 By using the whole-cell patch-clamp technique, an amiloride-sensitive Na+-selective conductance was found in epithelial cells from the endolymphatic sac (ES) epithelia of guinea-pigs. In the current-clamp configuration, the average resting membrane potential was –41.7±8.4 mV (n = 22). Application of amiloride at a concentration of 20 μM elicited a decrease in cation conductance that was responsible for a membrane hyperpolarization by 17.9±6.0 mV (n = 22). Substitution of N-methyl d-glucamine chloride (NMDG-Cl) for external NaCl led to a more significant membrane hyperpolarization by 28.4±8.3 mV (n = 22). At holding potential of –70 mV, amiloride and ethylisopropylamiloride (EIPA) blocked the inward current in a concentration-dependent manner over the range of concentrations of between 0.1 μM and 50 μM, with an inhibitory constant (K i) of 1.3±0.4 μM (n = 7) and 1.5±0.3 μM (n = 5), respectively.
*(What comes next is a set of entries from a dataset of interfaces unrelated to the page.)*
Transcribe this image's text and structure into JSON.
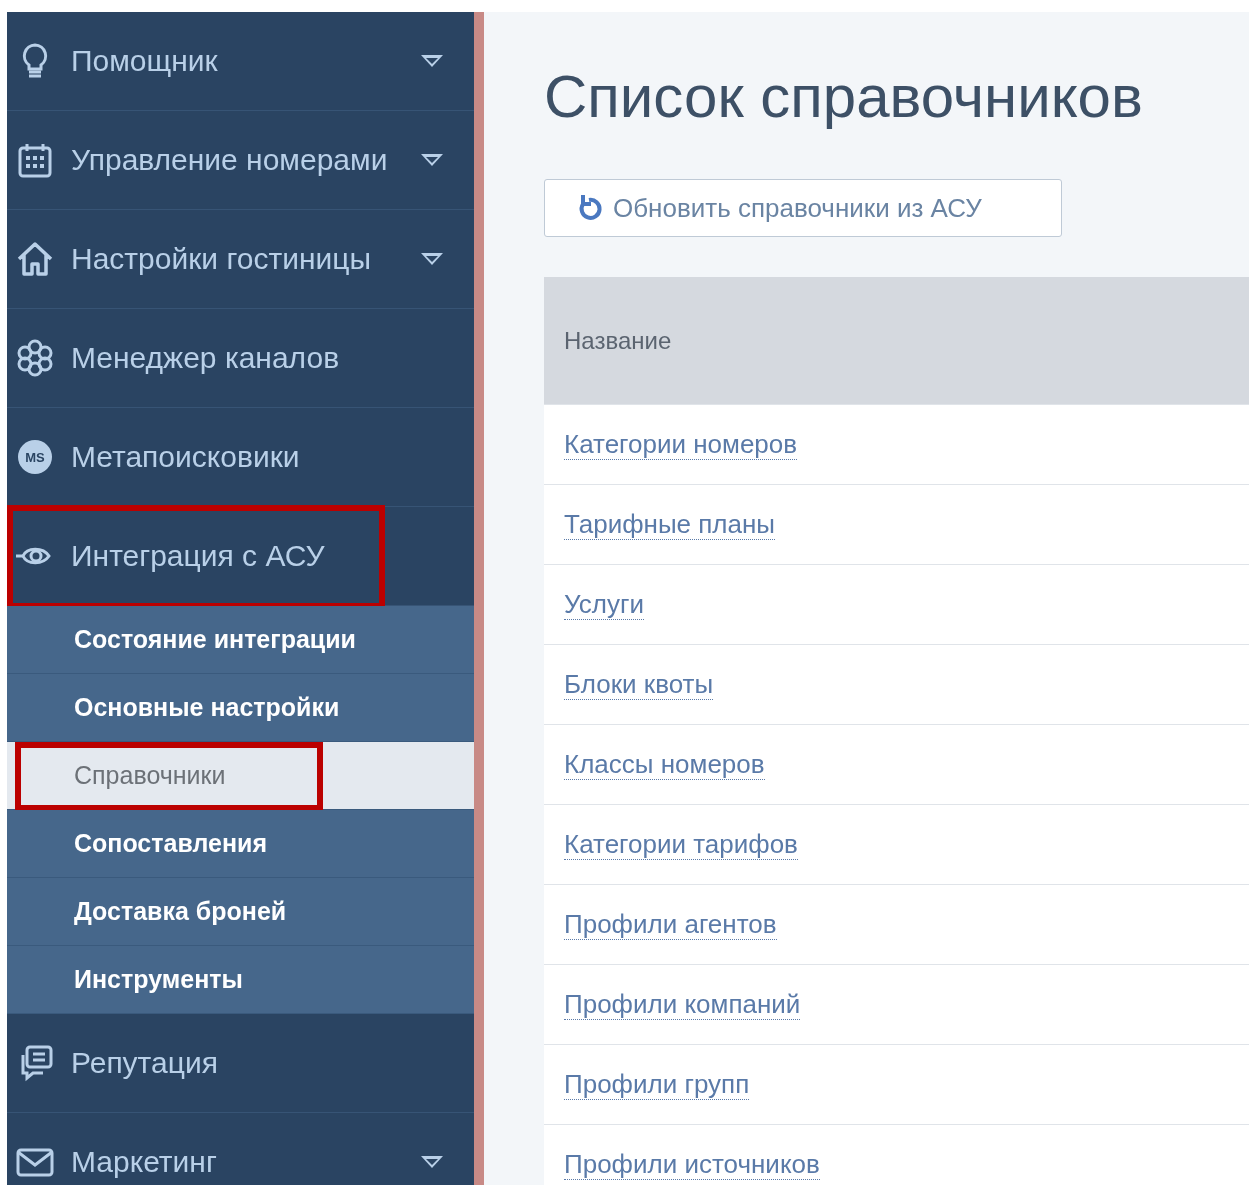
{
  "sidebar": {
    "items": [
      {
        "label": "Помощник",
        "expandable": true,
        "highlighted": false
      },
      {
        "label": "Управление номерами",
        "expandable": true,
        "highlighted": false
      },
      {
        "label": "Настройки гостиницы",
        "expandable": true,
        "highlighted": false
      },
      {
        "label": "Менеджер каналов",
        "expandable": false,
        "highlighted": false
      },
      {
        "label": "Метапоисковики",
        "icon_text": "MS",
        "expandable": false,
        "highlighted": false
      },
      {
        "label": "Интеграция с АСУ",
        "expandable": false,
        "highlighted": true,
        "children": [
          {
            "label": "Состояние интеграции",
            "selected": false,
            "highlighted": false
          },
          {
            "label": "Основные настройки",
            "selected": false,
            "highlighted": false
          },
          {
            "label": "Справочники",
            "selected": true,
            "highlighted": true
          },
          {
            "label": "Сопоставления",
            "selected": false,
            "highlighted": false
          },
          {
            "label": "Доставка броней",
            "selected": false,
            "highlighted": false
          },
          {
            "label": "Инструменты",
            "selected": false,
            "highlighted": false
          }
        ]
      },
      {
        "label": "Репутация",
        "expandable": false,
        "highlighted": false
      },
      {
        "label": "Маркетинг",
        "expandable": true,
        "highlighted": false
      }
    ]
  },
  "main": {
    "title": "Список справочников",
    "refresh_button": "Обновить справочники из АСУ",
    "table": {
      "columns": [
        "Название"
      ],
      "rows": [
        "Категории номеров",
        "Тарифные планы",
        "Услуги",
        "Блоки квоты",
        "Классы номеров",
        "Категории тарифов",
        "Профили агентов",
        "Профили компаний",
        "Профили групп",
        "Профили источников"
      ]
    }
  }
}
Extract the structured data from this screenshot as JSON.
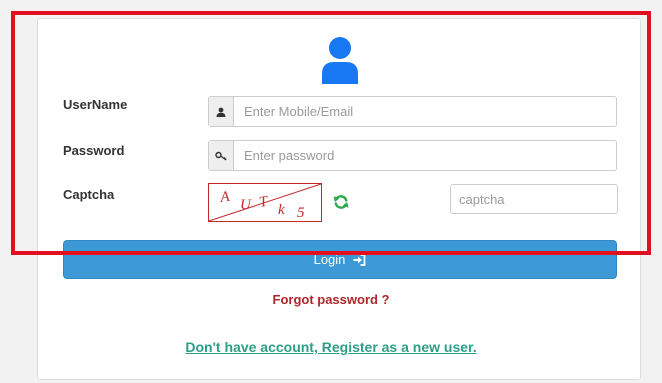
{
  "form": {
    "username_label": "UserName",
    "username_placeholder": "Enter Mobile/Email",
    "password_label": "Password",
    "password_placeholder": "Enter password",
    "captcha_label": "Captcha",
    "captcha_chars": [
      "A",
      "U",
      "T",
      "k",
      "5"
    ],
    "captcha_placeholder": "captcha",
    "login_label": "Login"
  },
  "links": {
    "forgot": "Forgot password ?",
    "register": "Don't have account, Register as a new user."
  },
  "icons": {
    "avatar": "user-icon",
    "username_addon": "user-small-icon",
    "password_addon": "key-icon",
    "refresh": "refresh-icon",
    "login": "sign-in-icon"
  },
  "colors": {
    "highlight_border": "#e0101e",
    "avatar": "#1877f2",
    "login_button": "#3d99d6",
    "forgot_link": "#b0262b",
    "register_link": "#2d9e88",
    "refresh_icon": "#2ea84a",
    "captcha_text": "#c22a2a"
  }
}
In the voltage-clamp configuration, substitution of NMDG-Cl for external NaCl significantly reduced the inward current (n = 9), indicating that the whole-cell conductance has a high permeability for Na+. Superfusion with 20 μM amiloride induced a significant reduction of the inward current, shifted the reversal potential from –39.4±8.8 mV to –60.4±10.5 mV (n = 12), and decreased the inward conductance from 5.0±1.3 nS to 3.7±1.5 nS (n = 12). The permeability ratio of Na+ over K+, calculated from the difference in reversal potential between the currents before and after application of amiloride, was approximately 5:1. Additionally, the conductance was not activated by application of forskolin, 3-isobutyl-1-methylxanthine (IBMX) and 8-bromo-cAMP (8-Br-cAMP). These findings suggest that a low-amiloride-affinity Na+ channel localized in the ES epithelial cells may be involved in uptake of Na+ in the ES.
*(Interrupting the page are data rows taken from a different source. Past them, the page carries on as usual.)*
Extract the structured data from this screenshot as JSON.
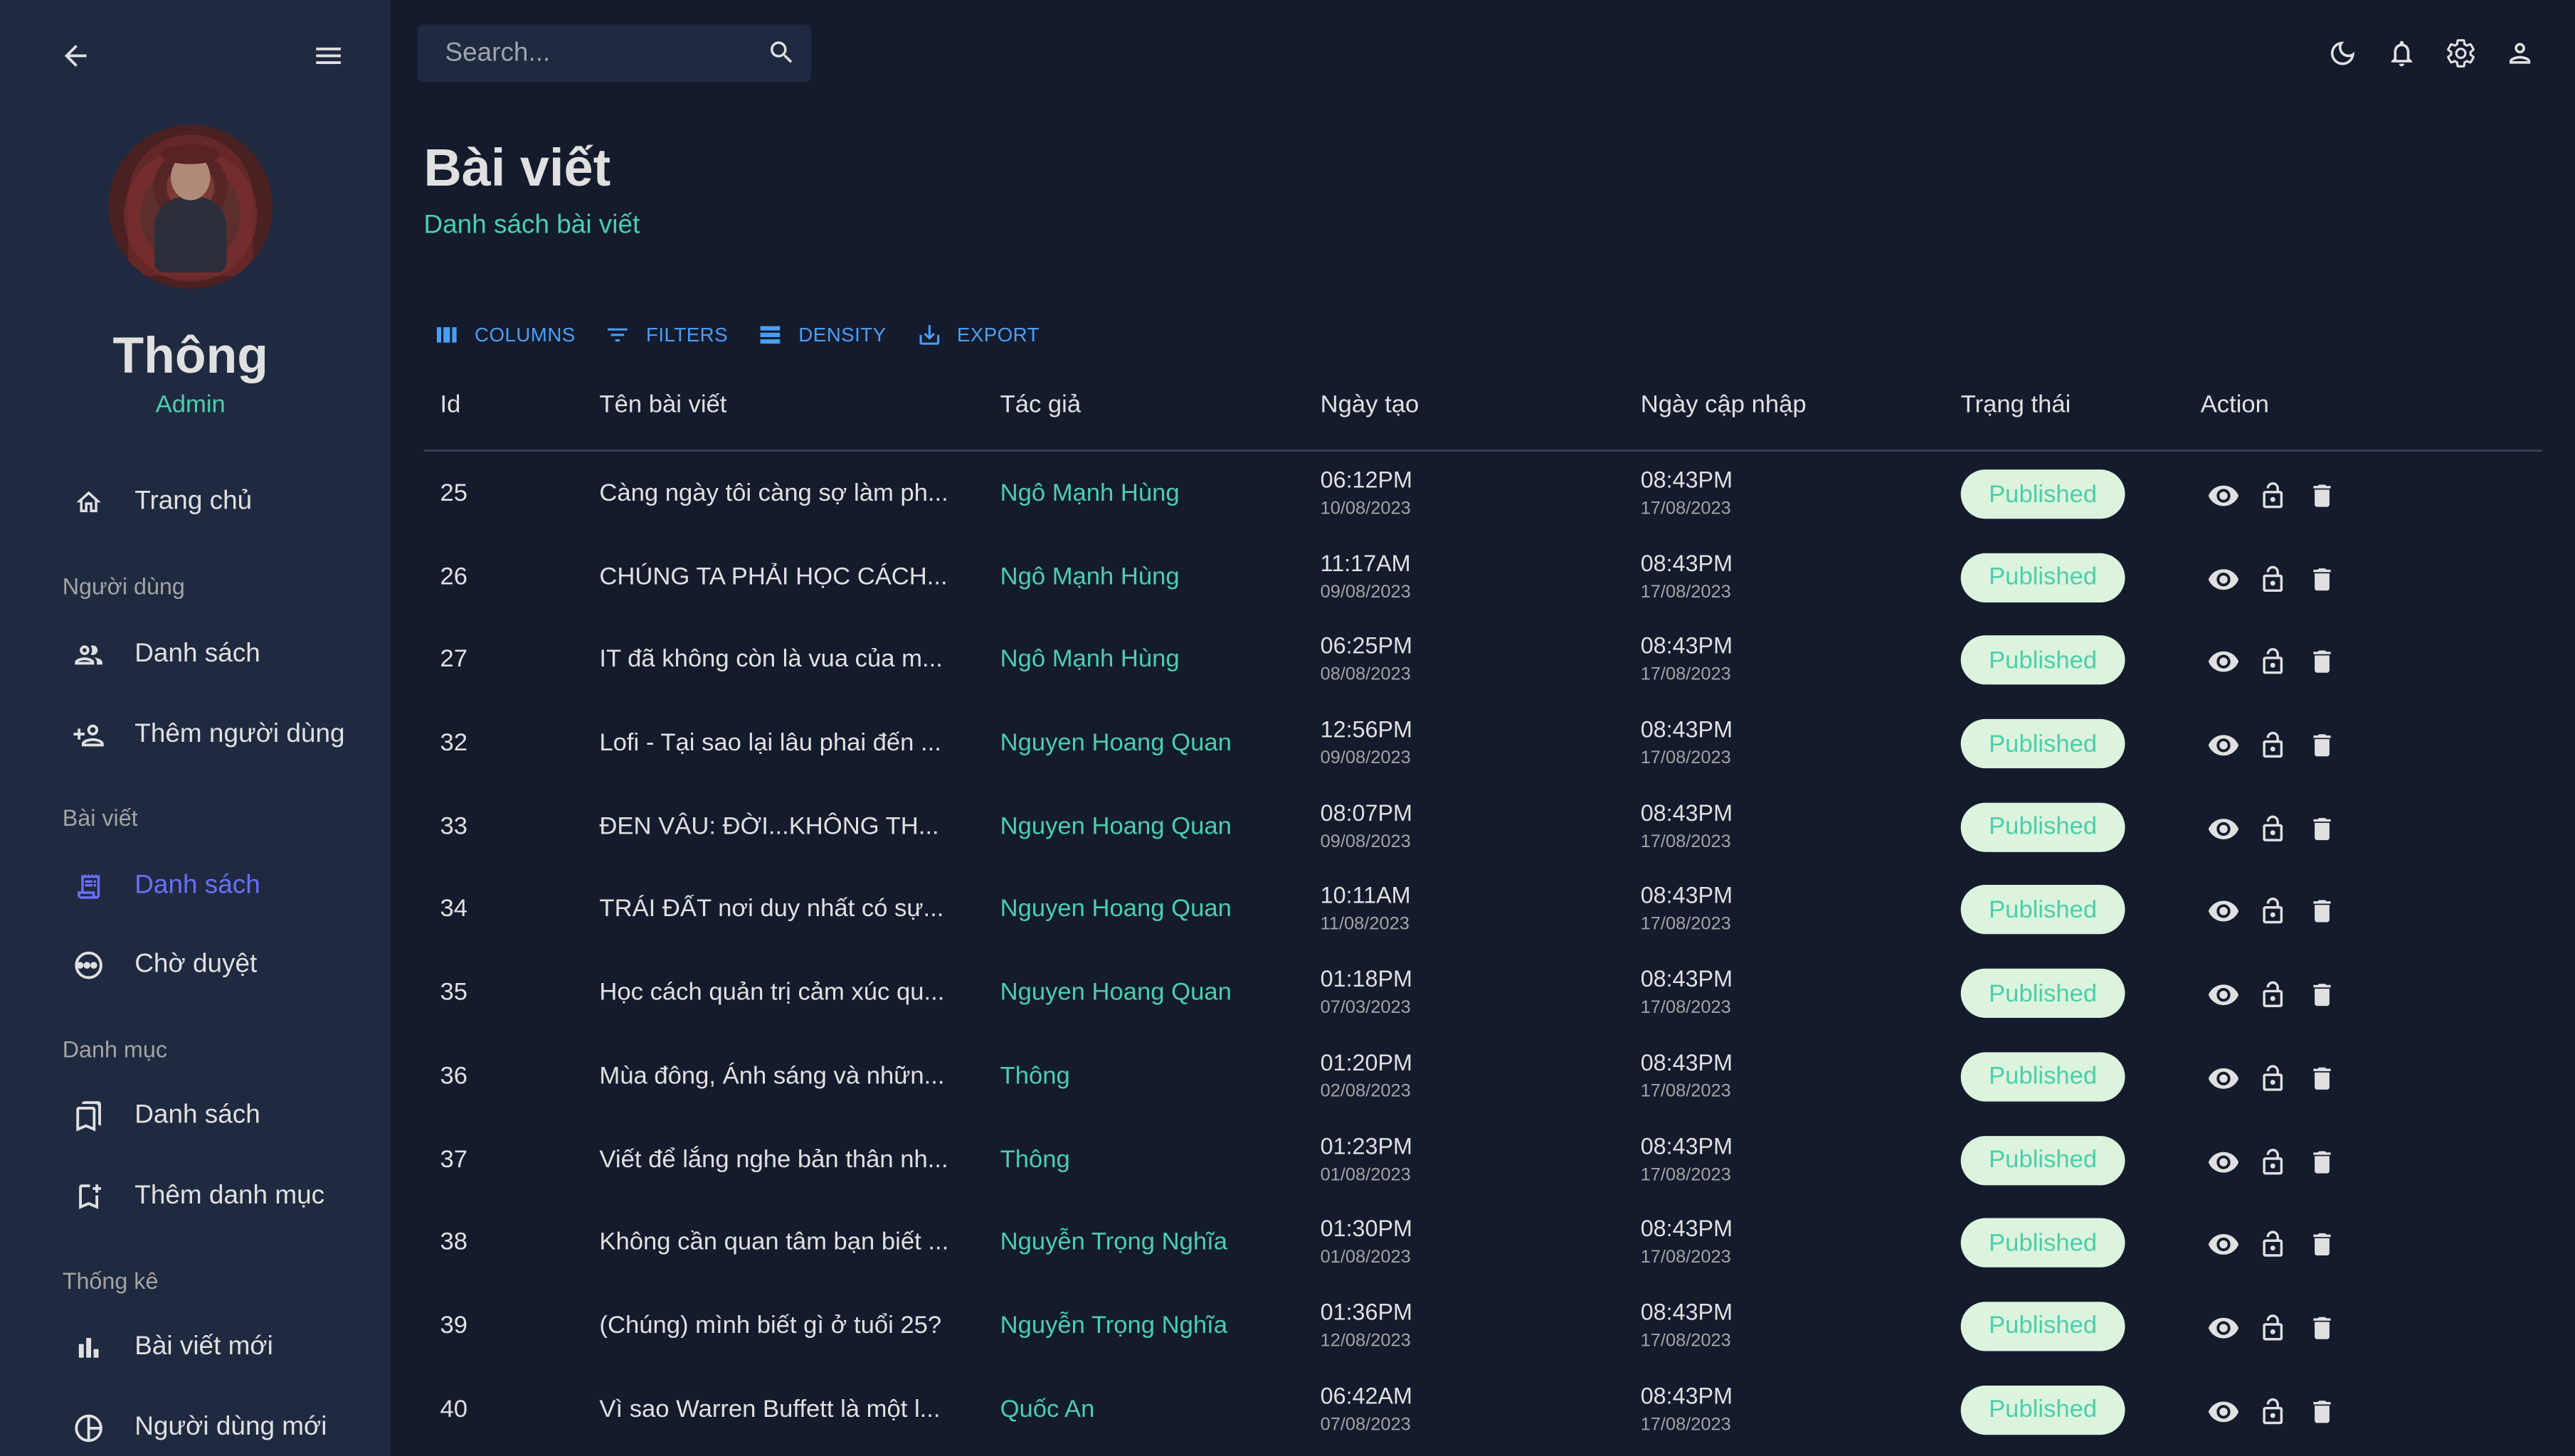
{
  "sidebar": {
    "profile": {
      "name": "Thông",
      "role": "Admin"
    },
    "items": [
      {
        "label": "Trang chủ",
        "icon": "home-icon"
      },
      {
        "section": "Người dùng"
      },
      {
        "label": "Danh sách",
        "icon": "people-icon"
      },
      {
        "label": "Thêm người dùng",
        "icon": "person-add-icon"
      },
      {
        "section": "Bài viết"
      },
      {
        "label": "Danh sách",
        "icon": "receipt-icon",
        "active": true
      },
      {
        "label": "Chờ duyệt",
        "icon": "pending-icon"
      },
      {
        "section": "Danh mục"
      },
      {
        "label": "Danh sách",
        "icon": "bookmarks-icon"
      },
      {
        "label": "Thêm danh mục",
        "icon": "bookmark-add-icon"
      },
      {
        "section": "Thống kê"
      },
      {
        "label": "Bài viết mới",
        "icon": "bar-chart-icon"
      },
      {
        "label": "Người dùng mới",
        "icon": "pie-chart-icon"
      }
    ]
  },
  "topbar": {
    "search_placeholder": "Search...",
    "icons": [
      "dark-mode-icon",
      "notifications-icon",
      "settings-icon",
      "person-icon"
    ]
  },
  "page": {
    "title": "Bài viết",
    "subtitle": "Danh sách bài viết"
  },
  "toolbar": {
    "columns": "COLUMNS",
    "filters": "FILTERS",
    "density": "DENSITY",
    "export": "EXPORT"
  },
  "table": {
    "headers": {
      "id": "Id",
      "title": "Tên bài viết",
      "author": "Tác giả",
      "created": "Ngày tạo",
      "updated": "Ngày cập nhập",
      "status": "Trạng thái",
      "action": "Action"
    },
    "rows": [
      {
        "id": "25",
        "title": "Càng ngày tôi càng sợ làm ph...",
        "author": "Ngô Mạnh Hùng",
        "created_time": "06:12PM",
        "created_date": "10/08/2023",
        "updated_time": "08:43PM",
        "updated_date": "17/08/2023",
        "status": "Published"
      },
      {
        "id": "26",
        "title": "CHÚNG TA PHẢI HỌC CÁCH...",
        "author": "Ngô Mạnh Hùng",
        "created_time": "11:17AM",
        "created_date": "09/08/2023",
        "updated_time": "08:43PM",
        "updated_date": "17/08/2023",
        "status": "Published"
      },
      {
        "id": "27",
        "title": "IT đã không còn là vua của m...",
        "author": "Ngô Mạnh Hùng",
        "created_time": "06:25PM",
        "created_date": "08/08/2023",
        "updated_time": "08:43PM",
        "updated_date": "17/08/2023",
        "status": "Published"
      },
      {
        "id": "32",
        "title": "Lofi - Tại sao lại lâu phai đến ...",
        "author": "Nguyen Hoang Quan",
        "created_time": "12:56PM",
        "created_date": "09/08/2023",
        "updated_time": "08:43PM",
        "updated_date": "17/08/2023",
        "status": "Published"
      },
      {
        "id": "33",
        "title": "ĐEN VÂU: ĐỜI...KHÔNG TH...",
        "author": "Nguyen Hoang Quan",
        "created_time": "08:07PM",
        "created_date": "09/08/2023",
        "updated_time": "08:43PM",
        "updated_date": "17/08/2023",
        "status": "Published"
      },
      {
        "id": "34",
        "title": "TRÁI ĐẤT nơi duy nhất có sự...",
        "author": "Nguyen Hoang Quan",
        "created_time": "10:11AM",
        "created_date": "11/08/2023",
        "updated_time": "08:43PM",
        "updated_date": "17/08/2023",
        "status": "Published"
      },
      {
        "id": "35",
        "title": "Học cách quản trị cảm xúc qu...",
        "author": "Nguyen Hoang Quan",
        "created_time": "01:18PM",
        "created_date": "07/03/2023",
        "updated_time": "08:43PM",
        "updated_date": "17/08/2023",
        "status": "Published"
      },
      {
        "id": "36",
        "title": "Mùa đông, Ánh sáng và nhữn...",
        "author": "Thông",
        "created_time": "01:20PM",
        "created_date": "02/08/2023",
        "updated_time": "08:43PM",
        "updated_date": "17/08/2023",
        "status": "Published"
      },
      {
        "id": "37",
        "title": "Viết để lắng nghe bản thân nh...",
        "author": "Thông",
        "created_time": "01:23PM",
        "created_date": "01/08/2023",
        "updated_time": "08:43PM",
        "updated_date": "17/08/2023",
        "status": "Published"
      },
      {
        "id": "38",
        "title": "Không cần quan tâm bạn biết ...",
        "author": "Nguyễn Trọng Nghĩa",
        "created_time": "01:30PM",
        "created_date": "01/08/2023",
        "updated_time": "08:43PM",
        "updated_date": "17/08/2023",
        "status": "Published"
      },
      {
        "id": "39",
        "title": "(Chúng) mình biết gì ở tuổi 25?",
        "author": "Nguyễn Trọng Nghĩa",
        "created_time": "01:36PM",
        "created_date": "12/08/2023",
        "updated_time": "08:43PM",
        "updated_date": "17/08/2023",
        "status": "Published"
      },
      {
        "id": "40",
        "title": "Vì sao Warren Buffett là một l...",
        "author": "Quốc An",
        "created_time": "06:42AM",
        "created_date": "07/08/2023",
        "updated_time": "08:43PM",
        "updated_date": "17/08/2023",
        "status": "Published"
      }
    ]
  },
  "colors": {
    "background": "#141b2d",
    "panel": "#1f2a40",
    "accent_green": "#4cceac",
    "accent_blue": "#6870fa",
    "toolbar_blue": "#4a9ff5",
    "badge_bg": "#dcf4dd"
  }
}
Received: 29 May 1996 / Received after revision: 1 August 1996 / Accepted: 2 August 1996